For leisure activities he is equally at ease in the harness or with a rider. His gentle disposition makes him a favorite with children.
In all these activities our little black horse reveals himself to be generous and devoted to his master, providing he has been well taught. As with all ponies he has a strong character, and one must be firm to make him work.
In Ariège, most of the breeders raise the horses in the open air year-round. The foals are born in the spring snow, and there are rarely any problems. In June the herd is led up to the summer pastures to spend several months in total freedom in the high mountains. This life with the herd gives the Mérens horse the mental balance for which he is known.
Animals within the breed are remarkable similar, perhaps due to the long isolation. The Mérens is black with white markings being rare. Gentle and very solid in build these ponies work well with young riders but can easily carry an adult also.
The Mèrens horse is increasing in popularity and is exported to Italy, the Netherlands, Germany and Tunisia. In 1997 the association SHERPA, which promotes the race, made a gift of a young Mèrens to British Prime Minister Tony Blair, who has vacationed in Ariège for many years.
While Mèrens horses are increasingly bred in other regions of France and even other countries, an authentic Mèrens is one who has run free in the high Pyrenees like his ancestors thousands of years ago.
The Mérens resembles another ancient breed, the Fell pony and to the larger Friesian horse. This breed is rare.
Kim Chevalier, Ariège - Mountains of History and Pleasure
Hendricks, Bonnie L., International Encyclopedia of Horse Breeds, Univ of Oklahoma Press, 1995.
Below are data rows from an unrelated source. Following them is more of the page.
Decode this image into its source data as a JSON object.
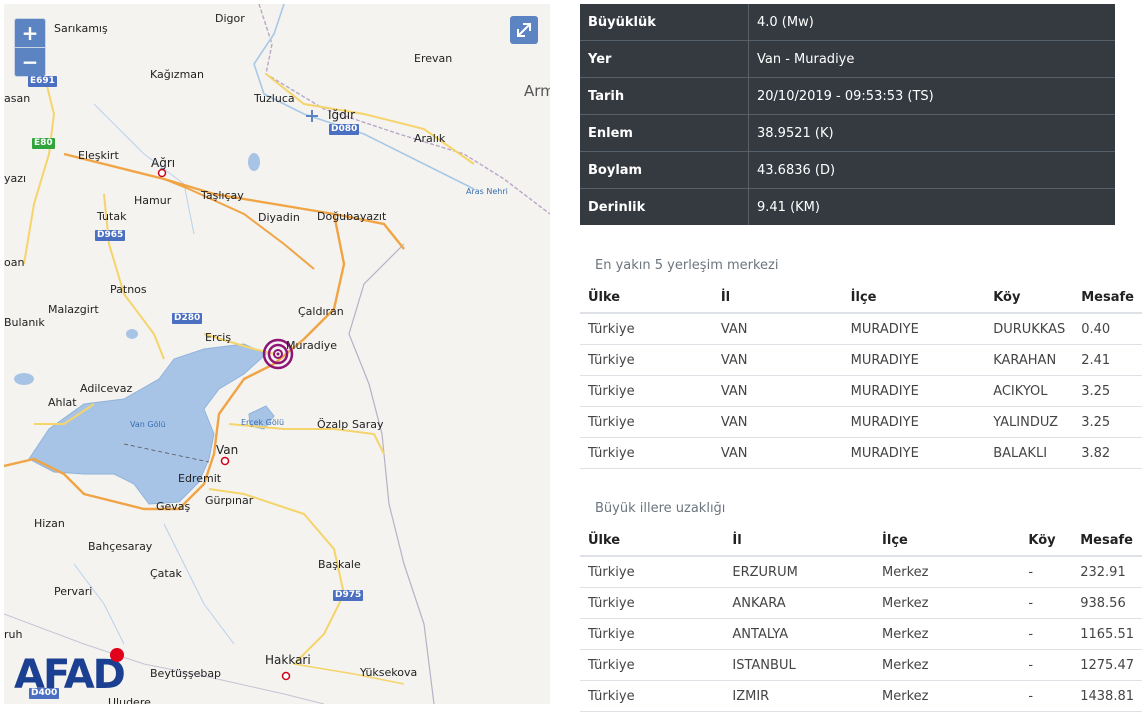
{
  "map": {
    "zoom_in_label": "+",
    "zoom_out_label": "−",
    "fullscreen_icon": "expand-icon",
    "logo_text": "AFAD",
    "places": [
      "Digor",
      "Sarıkamış",
      "Erevan",
      "Kağızman",
      "Tuzluca",
      "Iğdır",
      "Aralık",
      "Eleşkirt",
      "Ağrı",
      "Taşlıçay",
      "Hamur",
      "Diyadin",
      "Doğubayazıt",
      "Tutak",
      "Patnos",
      "Çaldıran",
      "Malazgirt",
      "Bulanık",
      "Erciş",
      "Muradiye",
      "Adilcevaz",
      "Ahlat",
      "Van",
      "Özalp",
      "Saray",
      "Edremit",
      "Gevaş",
      "Gürpınar",
      "Hizan",
      "Bahçesaray",
      "Çatak",
      "Pervari",
      "Başkale",
      "Hakkari",
      "Yüksekova",
      "Beytüşşebap",
      "Uludere"
    ],
    "big_places": [
      "Arm"
    ],
    "edge_labels": [
      "asan",
      "yazı",
      "oan",
      "ruh"
    ],
    "lakes": [
      "Van Gölü",
      "Erçek Gölü"
    ],
    "river": "Aras Nehri",
    "shields": [
      "E691",
      "E80",
      "D080",
      "D965",
      "D280",
      "D975",
      "D400"
    ]
  },
  "details": {
    "rows": [
      {
        "key": "Büyüklük",
        "value": "4.0 (Mw)"
      },
      {
        "key": "Yer",
        "value": "Van - Muradiye"
      },
      {
        "key": "Tarih",
        "value": "20/10/2019 - 09:53:53 (TS)"
      },
      {
        "key": "Enlem",
        "value": "38.9521 (K)"
      },
      {
        "key": "Boylam",
        "value": "43.6836 (D)"
      },
      {
        "key": "Derinlik",
        "value": "9.41 (KM)"
      }
    ]
  },
  "nearest": {
    "title": "En yakın 5 yerleşim merkezi",
    "headers": [
      "Ülke",
      "İl",
      "İlçe",
      "Köy",
      "Mesafe"
    ],
    "rows": [
      [
        "Türkiye",
        "VAN",
        "MURADIYE",
        "DURUKKAS",
        "0.40"
      ],
      [
        "Türkiye",
        "VAN",
        "MURADIYE",
        "KARAHAN",
        "2.41"
      ],
      [
        "Türkiye",
        "VAN",
        "MURADIYE",
        "ACIKYOL",
        "3.25"
      ],
      [
        "Türkiye",
        "VAN",
        "MURADIYE",
        "YALINDUZ",
        "3.25"
      ],
      [
        "Türkiye",
        "VAN",
        "MURADIYE",
        "BALAKLI",
        "3.82"
      ]
    ]
  },
  "cities": {
    "title": "Büyük illere uzaklığı",
    "headers": [
      "Ülke",
      "İl",
      "İlçe",
      "Köy",
      "Mesafe"
    ],
    "rows": [
      [
        "Türkiye",
        "ERZURUM",
        "Merkez",
        "-",
        "232.91"
      ],
      [
        "Türkiye",
        "ANKARA",
        "Merkez",
        "-",
        "938.56"
      ],
      [
        "Türkiye",
        "ANTALYA",
        "Merkez",
        "-",
        "1165.51"
      ],
      [
        "Türkiye",
        "ISTANBUL",
        "Merkez",
        "-",
        "1275.47"
      ],
      [
        "Türkiye",
        "IZMIR",
        "Merkez",
        "-",
        "1438.81"
      ]
    ]
  }
}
Mason, I.L. 1996. A World Dictionary of Livestock Breeds, Types and Varieties. Fourth Edition. C.A.B International. 273 pp.Pierre Cadiran, France